In 2006, the Community Service Learning Center, located in the Office of Student Life in the Kirkhof Center, was established as a space to centralize and track all student-related community service and service learning initiatives. Then in 2012, the Office for Community Engagement, located in the College of Community and Public Service, was established to bring alignment and direction to Grand Valley’s community engagement.


Members of the Student Environmental Coalition spend many Saturday mornings volunteering at Blandford Nature Center in Walker.

Volunteers at Blandford

“Our role in CSLC is to help students understand that community service is not only part of the university’s mission, but that it’s important to their personal and professional development,” Mutch said. “Engaging in a community is valuable for preparing for a career or exploring career opportunities.”

Part of that includes matching students with a nonprofit. “I joke that my work can sometimes be similar to,” he said. “Students come to CSLC, and based on their interests and passions, we match them with an organization.”

Over the past year, Mutch has worked to develop an official reporting system of all community service and service learning activities from students, faculty and staff members, and alumni. The Service Tracker, online at, allows a user to add a community service activity, amount of hours, dates, and an opportunity to reflect on the experience. “Students can form a nice portfolio piece that showcases all the ways they were engaged in helping the community during their time at Grand Valley,” he said.

Valerie Jones, assistant director of Student Life, leads Grand Valley’s leadership and service initiatives. She said as more students and others from the campus community start to add their community service activities to the Service Tracker, the university will perform more in-depth analyses of community service. “We can start looking at how engagement in community activities are impacting student success at Grand Valley,” she said. “We hope to see answers to questions like ‘Are students persisting along their identified areas of study?’ ‘Are they graduating in an ideal timeline?’ and ‘How are these experiences related to their GPAs?’”

Mutch said some faculty members incorporate service learning in their classes because it’s attractive to students and they find it satisfying. So much so, that many students carry it on into adulthood.

By the numbers

  • $23,966,395: The economic impact of student volunteerism, according to Independent Sector.
  • 11,753 students reported doing a form of community service either on their own, as a part of a student organization or as part of an Academic Service Learning class.
  • 1,082,493: The number of hours students reported volunteering in their communities.

“So many students end up volunteering because they think it’ll look good on their resume, but many find that it really awakens something in them; they discover a passion they didn’t know they had and all of a sudden, it becomes a priority in their life,” said Mutch.
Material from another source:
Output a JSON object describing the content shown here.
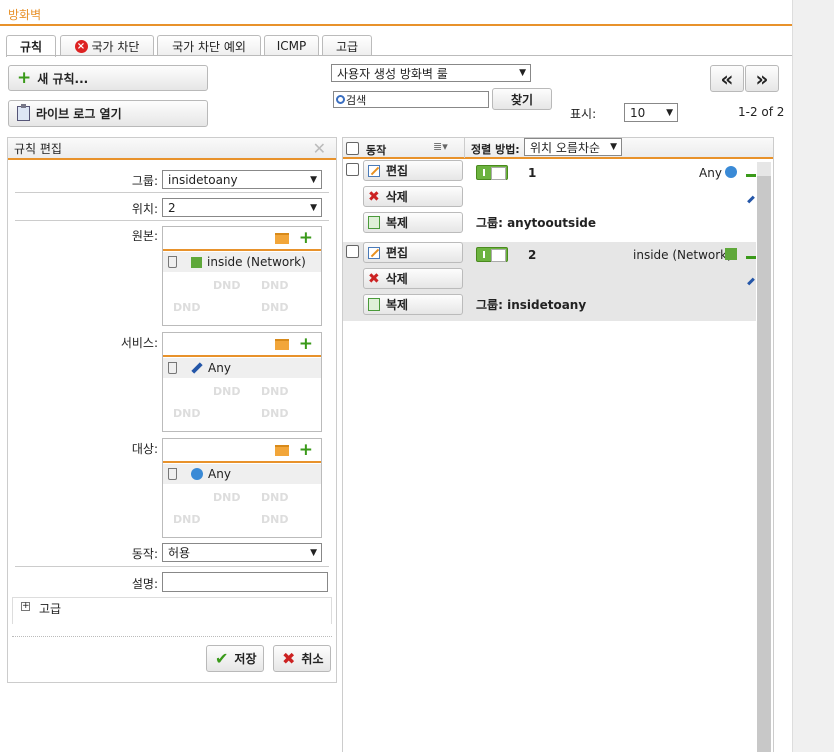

Bill Kinter, president of the Student Environmental Coalition, is passionate about sustainability. He has organized campuswide recycling and composting efforts and arranges regular visits to the 143-acre Blandford Nature Center in Walker, where SEC members help clear trails and keep the grounds clean.

“It doesn’t feel like work when you are having fun doing it,” said Kinter, a marketing and philosophy major from Grand Blanc. “It’s satisfying to be out there contributing to something you believe in and support.”

Jessie Schulte, land stewardship volunteer coordinator for Blandford Nature Center, said the center could not function without volunteers. “We’re completely sustained by volunteers and donations, and a large percentage of our volunteers come from Grand Valley,” she said. “It’s been wonderful to work with them.”

For Mac Vane and thousands of other Grand Valley students, giving back is important. The result: more than 2,600 community groups in 2012-2013 were affected by the time and talents of Grand Valley students.

Mutch said: “Students are showing that they’re Lakers for a Lifetime by giving back. Community service is a priority at Grand Valley. We don’t just exist in the community, we’re part of it. We have a responsibility to give back.”

Page last modified May 16, 2019